Recalled helmets made by ArmorSource LLC
May 24, 2010
Soldiers whose helmets carry the ArmorSource label have been told to turn them in and exchange for an ACH from another manufacturer. The 44,000 defective helmets have been widely distributed, and the Army does not know where or how many are currently worn by troops in the field.
Since the helmet recall notice went out the night of May 13 to all Army forces, a number of helmets have been turned in by soldiers at the military base at Bagram in Afghanistan. The suspect helmets could also be on the heads of Air Force or Navy personnel. Up to 24,000 of the recalled ArmorSource helmets purchased by the Army were sent to the Defense Supply Center in Philadelphia, where they were distributed to the other services.
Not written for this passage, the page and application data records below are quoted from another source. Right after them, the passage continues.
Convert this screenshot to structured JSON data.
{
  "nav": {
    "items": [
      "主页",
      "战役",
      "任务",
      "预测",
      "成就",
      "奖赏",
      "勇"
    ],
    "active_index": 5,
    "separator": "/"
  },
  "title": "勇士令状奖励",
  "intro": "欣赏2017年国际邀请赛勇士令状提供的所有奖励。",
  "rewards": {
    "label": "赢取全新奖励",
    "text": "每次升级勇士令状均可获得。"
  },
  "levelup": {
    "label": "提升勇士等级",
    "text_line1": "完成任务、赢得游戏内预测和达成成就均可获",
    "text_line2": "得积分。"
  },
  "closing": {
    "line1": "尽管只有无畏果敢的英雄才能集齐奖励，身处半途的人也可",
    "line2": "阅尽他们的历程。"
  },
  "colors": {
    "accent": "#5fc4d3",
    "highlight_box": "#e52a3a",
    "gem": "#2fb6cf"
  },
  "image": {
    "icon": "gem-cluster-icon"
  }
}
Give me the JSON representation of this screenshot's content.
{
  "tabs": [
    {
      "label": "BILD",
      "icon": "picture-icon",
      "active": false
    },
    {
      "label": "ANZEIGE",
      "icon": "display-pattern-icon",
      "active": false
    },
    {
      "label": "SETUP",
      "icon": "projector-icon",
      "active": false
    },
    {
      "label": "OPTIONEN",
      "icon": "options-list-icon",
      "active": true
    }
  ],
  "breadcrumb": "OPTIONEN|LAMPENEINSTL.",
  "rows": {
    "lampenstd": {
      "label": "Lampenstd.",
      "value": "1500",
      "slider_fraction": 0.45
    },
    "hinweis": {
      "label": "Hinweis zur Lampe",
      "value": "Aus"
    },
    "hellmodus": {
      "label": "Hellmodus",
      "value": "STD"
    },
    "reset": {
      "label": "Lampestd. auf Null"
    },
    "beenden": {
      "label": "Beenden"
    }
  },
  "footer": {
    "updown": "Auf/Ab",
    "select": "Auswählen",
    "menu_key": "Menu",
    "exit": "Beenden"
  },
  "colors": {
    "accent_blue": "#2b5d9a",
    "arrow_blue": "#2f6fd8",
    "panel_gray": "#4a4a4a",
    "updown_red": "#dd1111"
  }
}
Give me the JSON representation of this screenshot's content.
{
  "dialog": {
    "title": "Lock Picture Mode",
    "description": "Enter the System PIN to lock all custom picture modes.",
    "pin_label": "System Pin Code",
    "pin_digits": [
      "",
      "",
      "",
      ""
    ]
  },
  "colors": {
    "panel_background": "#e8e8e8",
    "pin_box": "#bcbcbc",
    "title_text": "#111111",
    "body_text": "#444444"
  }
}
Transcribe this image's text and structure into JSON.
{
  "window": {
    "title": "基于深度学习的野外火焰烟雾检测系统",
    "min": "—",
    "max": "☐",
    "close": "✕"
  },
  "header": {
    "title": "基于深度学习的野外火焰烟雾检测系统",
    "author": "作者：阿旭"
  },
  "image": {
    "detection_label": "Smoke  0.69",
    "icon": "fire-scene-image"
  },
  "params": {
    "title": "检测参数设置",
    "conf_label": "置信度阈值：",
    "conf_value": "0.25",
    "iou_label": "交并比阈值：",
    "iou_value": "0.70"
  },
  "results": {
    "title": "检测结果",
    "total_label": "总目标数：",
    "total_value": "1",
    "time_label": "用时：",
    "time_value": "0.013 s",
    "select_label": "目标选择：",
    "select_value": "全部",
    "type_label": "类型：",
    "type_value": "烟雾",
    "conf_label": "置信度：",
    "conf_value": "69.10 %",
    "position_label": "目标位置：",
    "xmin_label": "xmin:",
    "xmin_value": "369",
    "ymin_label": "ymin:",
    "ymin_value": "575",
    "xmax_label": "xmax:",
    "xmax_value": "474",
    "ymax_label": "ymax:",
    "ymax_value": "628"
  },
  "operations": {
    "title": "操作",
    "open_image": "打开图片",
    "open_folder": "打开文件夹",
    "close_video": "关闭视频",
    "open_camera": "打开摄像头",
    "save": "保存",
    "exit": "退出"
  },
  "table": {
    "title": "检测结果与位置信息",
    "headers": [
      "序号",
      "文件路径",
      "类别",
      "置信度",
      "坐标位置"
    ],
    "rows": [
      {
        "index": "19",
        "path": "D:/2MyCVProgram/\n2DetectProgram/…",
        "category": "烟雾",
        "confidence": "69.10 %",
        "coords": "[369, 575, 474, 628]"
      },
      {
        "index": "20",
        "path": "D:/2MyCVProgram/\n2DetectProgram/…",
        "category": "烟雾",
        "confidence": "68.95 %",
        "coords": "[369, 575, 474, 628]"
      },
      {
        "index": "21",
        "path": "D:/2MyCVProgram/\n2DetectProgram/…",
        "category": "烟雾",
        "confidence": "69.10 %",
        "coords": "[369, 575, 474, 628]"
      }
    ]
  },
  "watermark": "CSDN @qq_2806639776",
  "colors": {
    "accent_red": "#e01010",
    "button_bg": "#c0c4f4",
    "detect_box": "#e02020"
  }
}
ArmorSource is one of four vendors that have produced 1.6 million ACHs for the Army, Air Force and Navy. The Marine Corps uses a different type of helmet, called the Lightweight Helmet.
The recalled ArmorSource helmets make up just 4 percent of the total ACHs in the Army’s inventory.
Army noncommissioned officers have been told to personally check all of their soldiers’ helmets to look for the defective headgear. The Army’s central warehouses are also examining their ACH stocks to see if any are from ArmorSource. The ArmorSource label is located inside the helmet on the left, by the ear. Recalled helmets should be taken to the base central supply warehouse. All of the recalled helmets will be destroyed.
The defective helmets were produced between August 2007 and November 2009. The Army had contracted with ArmorSource for 102,000 helmets, of which 44,000 were fielded. Another 55,000 are in bonded storage and the Army refused delivery of an additional 3,000.
In December, the Department of Justice informed the Army that it was investigating UniCorps, which makes helmets for the Marine Corps but subcontracts the actual helmet construction to ArmorSource.
On Jan. 10, the DOJ told the Army it was expanding its investigation to include ArmorSource’s ACH and recommended that the Army retest the helmets in its inventory. Army officials went to the ArmorSource plant in Hebron, Ohio, to see firsthand how the company was addressing the issue of peeling paint, and what they saw there led them to issue a stop-work order on Feb. 2. Contract termination proceedings began on April 27. The ACHs cost $250 each.
On May 12, the Army received the preliminary results from the ballistics tests at Aberdeen, Md. On May 13, the Army issued the recall notice. Army officials said they could not comment on the details of the DOJ investigation.
Some of the 55,000 ArmorSource helmets in Army storage were pulled for additional ballistics testing at the Army’s test center in Aberdeen. The Army’s ballistics testing did not result in lethal penetrations but the helmet did not meet full Army standards.